### What you are asked to do
For the entries below, say how many lines hold the word "Twist", with the number as the only reply.

### Source information

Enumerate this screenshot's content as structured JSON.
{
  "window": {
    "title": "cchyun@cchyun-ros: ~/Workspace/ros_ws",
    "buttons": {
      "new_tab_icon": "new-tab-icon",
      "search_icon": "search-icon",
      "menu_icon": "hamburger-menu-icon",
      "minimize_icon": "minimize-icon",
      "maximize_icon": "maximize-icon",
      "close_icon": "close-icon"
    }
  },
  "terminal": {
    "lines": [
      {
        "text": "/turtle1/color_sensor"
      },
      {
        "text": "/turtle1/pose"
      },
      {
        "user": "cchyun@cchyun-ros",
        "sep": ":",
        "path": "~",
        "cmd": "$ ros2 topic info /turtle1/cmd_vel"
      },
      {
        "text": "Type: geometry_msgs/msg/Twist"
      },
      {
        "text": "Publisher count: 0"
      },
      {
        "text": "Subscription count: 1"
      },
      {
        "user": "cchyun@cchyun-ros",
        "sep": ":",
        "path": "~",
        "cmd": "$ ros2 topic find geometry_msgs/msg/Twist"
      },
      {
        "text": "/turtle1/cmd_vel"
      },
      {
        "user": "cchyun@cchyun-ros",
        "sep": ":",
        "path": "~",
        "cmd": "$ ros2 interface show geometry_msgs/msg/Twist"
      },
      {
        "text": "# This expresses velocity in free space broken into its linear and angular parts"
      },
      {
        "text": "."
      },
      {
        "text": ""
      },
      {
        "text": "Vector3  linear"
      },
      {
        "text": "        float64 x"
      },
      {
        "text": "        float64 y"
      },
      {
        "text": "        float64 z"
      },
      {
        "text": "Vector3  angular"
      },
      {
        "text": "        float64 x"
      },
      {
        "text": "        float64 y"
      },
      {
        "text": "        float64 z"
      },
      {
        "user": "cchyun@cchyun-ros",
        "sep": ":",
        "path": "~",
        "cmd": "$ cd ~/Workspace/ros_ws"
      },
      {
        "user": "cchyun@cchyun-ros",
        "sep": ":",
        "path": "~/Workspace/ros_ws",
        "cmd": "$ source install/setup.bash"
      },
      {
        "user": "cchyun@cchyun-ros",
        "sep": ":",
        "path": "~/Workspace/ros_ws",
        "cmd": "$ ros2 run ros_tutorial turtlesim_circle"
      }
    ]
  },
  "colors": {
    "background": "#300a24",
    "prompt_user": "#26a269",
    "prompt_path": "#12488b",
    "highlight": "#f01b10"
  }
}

### Solution to this problem
3